Last word: prepare for the end - of MS Extended Support

Kevin Linsell, director, strategy and architecture, Adapt
Kevin Linsell, director, strategy and architecture, Adapt

With Microsoft estimating that 22 million instances are still running on Windows 2003, there will be a lot of companies out there that are worried about what the future holds and whether they have left it too late to put migration or contingency plans in place.

There are three key security concerns that companies using WS2003 should consider in the coming weeks and months:

1. Security updates: You will no longer be able to obtain the latest security updates from Microsoft. Over time, this will have an impact on the confidentiality, integrity and availability of your systems and potentially expose your data to more malicious attacks.  In the short term, the main risk to think about is a Denial-of-Service (DoS) attack. Particularly for any companies in the retail sector, where an attack could potentially occur during peak hours.

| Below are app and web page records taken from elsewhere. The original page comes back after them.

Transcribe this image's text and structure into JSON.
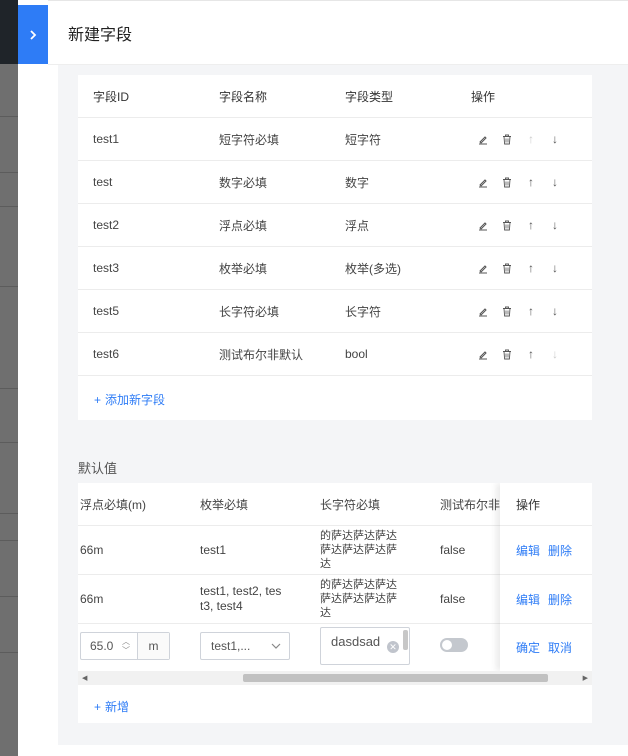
{
  "drawer": {
    "title": "新建字段"
  },
  "fields_table": {
    "headers": [
      "字段ID",
      "字段名称",
      "字段类型",
      "操作"
    ],
    "rows": [
      {
        "id": "test1",
        "name": "短字符必填",
        "type": "短字符",
        "up_disabled": true,
        "down_disabled": false
      },
      {
        "id": "test",
        "name": "数字必填",
        "type": "数字",
        "up_disabled": false,
        "down_disabled": false
      },
      {
        "id": "test2",
        "name": "浮点必填",
        "type": "浮点",
        "up_disabled": false,
        "down_disabled": false
      },
      {
        "id": "test3",
        "name": "枚举必填",
        "type": "枚举(多选)",
        "up_disabled": false,
        "down_disabled": false
      },
      {
        "id": "test5",
        "name": "长字符必填",
        "type": "长字符",
        "up_disabled": false,
        "down_disabled": false
      },
      {
        "id": "test6",
        "name": "测试布尔非默认",
        "type": "bool",
        "up_disabled": false,
        "down_disabled": true
      }
    ],
    "add_label": "添加新字段"
  },
  "defaults": {
    "section_label": "默认值",
    "headers": [
      "浮点必填(m)",
      "枚举必填",
      "长字符必填",
      "测试布尔非",
      "操作"
    ],
    "rows": [
      {
        "float": "66m",
        "enum": "test1",
        "long_lines": [
          "的萨达萨达萨达",
          "萨达萨达萨达萨",
          "达"
        ],
        "bool": "false",
        "edit": "编辑",
        "delete": "删除"
      },
      {
        "float": "66m",
        "enum_lines": [
          "test1, test2, tes",
          "t3, test4"
        ],
        "long_lines": [
          "的萨达萨达萨达",
          "萨达萨达萨达萨",
          "达"
        ],
        "bool": "false",
        "edit": "编辑",
        "delete": "删除"
      }
    ],
    "edit_row": {
      "float_value": "65.0",
      "unit": "m",
      "enum_value": "test1,...",
      "long_value": "dasdsad",
      "bool_on": false,
      "confirm": "确定",
      "cancel": "取消"
    },
    "add_label": "新增"
  }
}
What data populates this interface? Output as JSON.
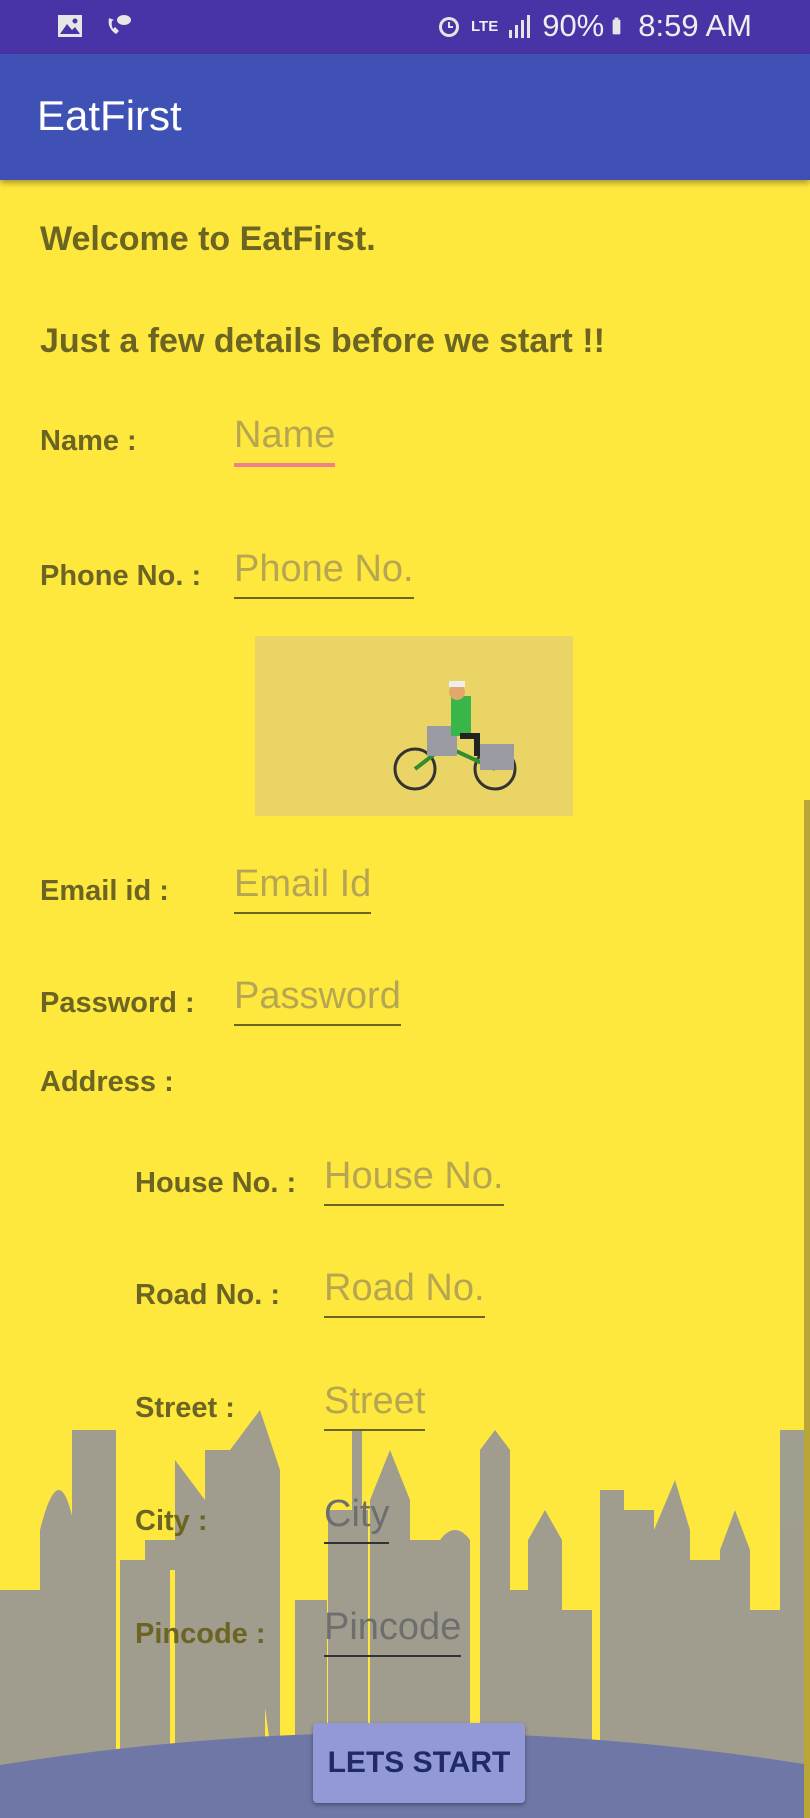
{
  "status_bar": {
    "left_icons": [
      "image-icon",
      "missed-call-icon"
    ],
    "alarm_icon": "alarm-icon",
    "network": "LTE",
    "signal_icon": "signal-icon",
    "battery_percent": "90%",
    "battery_icon": "battery-icon",
    "time": "8:59 AM"
  },
  "app_bar": {
    "title": "EatFirst"
  },
  "welcome": "Welcome to EatFirst.",
  "subtitle": "Just a few details before we start !!",
  "fields": {
    "name": {
      "label": "Name :",
      "placeholder": "Name"
    },
    "phone": {
      "label": "Phone No. :",
      "placeholder": "Phone No."
    },
    "email": {
      "label": "Email id :",
      "placeholder": "Email Id"
    },
    "password": {
      "label": "Password :",
      "placeholder": "Password"
    }
  },
  "address": {
    "label": "Address :",
    "house": {
      "label": "House No. :",
      "placeholder": "House No."
    },
    "road": {
      "label": "Road No. :",
      "placeholder": "Road No."
    },
    "street": {
      "label": "Street :",
      "placeholder": "Street"
    },
    "city": {
      "label": "City :",
      "placeholder": "City"
    },
    "pincode": {
      "label": "Pincode :",
      "placeholder": "Pincode"
    }
  },
  "start_button": "LETS START",
  "colors": {
    "status_bar": "#4a33a6",
    "app_bar": "#3f51b5",
    "background": "#ffe83e",
    "text": "#6b6422",
    "focus_underline": "#f0808b",
    "button": "#9299d6"
  }
}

2. Software and hardware compatibility: For companies running a mixture of physical and virtualised servers, managing the end of life for WS2003 could seem like a daunting task. My advice is to focus first on the physical components. If you conclude that it's not going to be possible to integrate your unsupported WS2003s with new products, licences and applications you've purchased for your virtual environment - or plan to purchase in the future - then you need to put a migration strategy together sooner rather than later.    

3. Disaster Recovery and resiliency: Consider how you plan on re-starting servers that are out of support and beyond your IT team capabilities. If disaster recovery and resiliency are key to your business, then migrating is an absolute necessity. Sadly there is no work around for this one.

An increasing amount of government legislation and industry standards require businesses to be able to prove that their IT security infrastructure is up to date. Running a WS2003 without Microsoft support may mean that you can't fully comply with these regulations and that you might be exposing your company to risk of a formal government investigation and/or prosecution.  

How big is the issue and what are the next steps?

It may all seem like doom and gloom, but to mirror the three security concerns above, here are three proactive suggestions:

1. Ensure your servers and their lifecycle are integrated into your risk management processes: The Microsoft Support Lifecycle (MSL) provides various details on their products and associated roadmap.  Microsoft also offers a search facility that enables you to run through your product line and plan with your cloud provider to develop three to five year strategy for migration, should you require it.

2. Ask the obvious: Why? It is important to understand what these servers deliver for you, so undertake a data mapping and services audit.  Identify your information assets and then risk assess them against confidentiality, integrity, availability and the likelihood of compromise.

3. Test, test and test again: Do not wait for a malicious attack. A certified security professional can identify weaknesses in your architecture and provide remediation advice.  This again may not be good enough, dependent on where your WS2003 servers are situated within the architecture, but it will give you that concrete evidence to improve and support the case for investment.

The end of extended support for WS2003 does raise security concerns. The risk is only likely to increase over time and companies operating in cloud must plan ahead, understand the flow of their key information assets and take steps to ensure that they are adequately protected.

Kevin Linsell, director, strategy and architecture, Adapt